The recent bullish momentum regarding global equity indices, continued throughout Wednesday’s sessions. The optimism was caused by President Trump’s pronouncement in a cabinet meeting, that he could allow the China v USA trade tariff deadline of March 1st-2nd “to slide”, if progress is made between the USA and Chinese delegations’ talks, taking place in China this week. The DJIA traded up 0.46% at 21:00pm U.K. time, whilst the SPX traded up 0.27%, with the NASDAQ closing out the day close to flat, but up over 12% in 2019.

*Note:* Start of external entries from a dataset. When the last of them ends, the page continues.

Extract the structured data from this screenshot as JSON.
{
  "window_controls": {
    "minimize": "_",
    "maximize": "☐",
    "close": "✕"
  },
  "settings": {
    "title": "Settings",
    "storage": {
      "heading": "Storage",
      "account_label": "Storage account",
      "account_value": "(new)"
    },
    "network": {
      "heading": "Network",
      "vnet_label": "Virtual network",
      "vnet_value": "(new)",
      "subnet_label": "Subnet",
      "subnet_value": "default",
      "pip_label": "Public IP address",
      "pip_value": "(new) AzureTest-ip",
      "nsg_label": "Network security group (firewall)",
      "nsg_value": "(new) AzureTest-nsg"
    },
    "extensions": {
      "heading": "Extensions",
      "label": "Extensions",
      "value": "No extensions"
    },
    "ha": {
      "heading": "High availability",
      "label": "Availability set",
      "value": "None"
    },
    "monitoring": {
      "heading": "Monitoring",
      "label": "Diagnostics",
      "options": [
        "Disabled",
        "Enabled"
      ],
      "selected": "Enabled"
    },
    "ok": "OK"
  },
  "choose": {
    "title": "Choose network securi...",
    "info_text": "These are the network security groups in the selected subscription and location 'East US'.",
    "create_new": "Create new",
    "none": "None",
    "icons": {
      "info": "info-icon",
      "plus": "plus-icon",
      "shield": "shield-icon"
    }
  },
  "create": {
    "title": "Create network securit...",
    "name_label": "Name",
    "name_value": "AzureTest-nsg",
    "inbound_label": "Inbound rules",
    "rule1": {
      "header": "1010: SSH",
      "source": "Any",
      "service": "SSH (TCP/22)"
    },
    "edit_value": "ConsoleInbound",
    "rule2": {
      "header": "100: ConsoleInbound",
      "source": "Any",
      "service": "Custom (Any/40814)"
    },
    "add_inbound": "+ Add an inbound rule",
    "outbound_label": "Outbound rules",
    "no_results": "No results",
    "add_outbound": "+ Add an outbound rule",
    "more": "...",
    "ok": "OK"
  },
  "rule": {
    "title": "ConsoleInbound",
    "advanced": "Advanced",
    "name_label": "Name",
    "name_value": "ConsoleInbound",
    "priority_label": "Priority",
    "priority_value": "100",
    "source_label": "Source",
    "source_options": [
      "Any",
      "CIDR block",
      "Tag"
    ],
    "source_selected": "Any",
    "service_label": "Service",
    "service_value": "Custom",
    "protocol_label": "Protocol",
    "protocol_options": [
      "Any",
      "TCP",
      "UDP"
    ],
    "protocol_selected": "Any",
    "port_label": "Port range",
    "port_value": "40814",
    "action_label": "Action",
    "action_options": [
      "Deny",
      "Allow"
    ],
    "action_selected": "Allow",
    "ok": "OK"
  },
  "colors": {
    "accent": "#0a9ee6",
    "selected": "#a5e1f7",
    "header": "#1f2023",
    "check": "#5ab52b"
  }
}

European equity indices experienced mixed fortunes; the U.K. FTSE closed up 0.81%, at 7,190 this represented the highest close in three months, since early November 2018. The DAX and CAC closed up circa 0.35%. EUR/USD was trading down 0.51%, as the euro struggled to make positive gains versus any of its peer currencies, trading down 0.24% versus the U.K. pound at 0.876. The fall in the value of the euro corresponded with the dismal industrial production figures printed for the Eurozone. Year on year, industrial production has shrunk by -4.2% up to December, whilst for the same month (month on month) the contraction was -0.9%.
The leaders in the Eurozone and at the ECB, will be hoping that a resolution to the trade war between China and the USA occurs quickly. It must also be recalled that the USA had previously threatened to impose tariffs on the E.U. and E.Z. which might have impacted on trade and sentiment, in the final two quarters of 2018. Such threats, of up to 25% tariffs on, for example; European imported cars into the USA, also caused a temporary blip in demand and supply.
The latest inflation data for the USA was published during the New York trading session. The headline CPI metric fell to 1.6% yearly, with the monthly figure for January coming in at 0.0%. Similar to the U.K., the recent fall in overall inflation was attributed to a circa 5.5% fall in fuel cost, during the month of January. Average weekly earnings year on year came in at 1.9%, workers are keeping their earnings just above the current inflation levels.
Evidence has emerged that consumers in the USA are beginning to feel stretched. The latest auto loan data revealed that approximately seven million drivers are three months or more behind with their payments. A record amount, surpassing the approx 5.8 million who fell behind at the height of the Great Recession in 2009. One metric not published in the economic calendar, but was picked up by the mainstream financial press, involved USA public/govt. debt finally breaching the $22 trillion level. The USA added $1.3 trillion to the national debt in 2018 and is paying circa $55b on interest, to service the debt each month.
On Thursday February 14th, the high impact calendar events of note concern German and E.Z. GDP growth. Germany’s GDP, on an annualised basis for Q4 2018, is forecast to come in at 0.8%, falling from 1.2% in Q3. Whilst the E.Z. GDP growth yearly is predicted to come in at 1.2%, unchanged from Q3. These GDP figures will be released in a three hour gap; Germany’s at 7:00am U.K. time and the E.Z. data at 10:00am. FX traders who specialise in trading the euro, need to remain vigilant during this window, due to the lack of support which has developed for the single trading bloc currency, during recent trading sessions. EUR/USD is currently trading down -0.84% weekly and -1.83% monthly.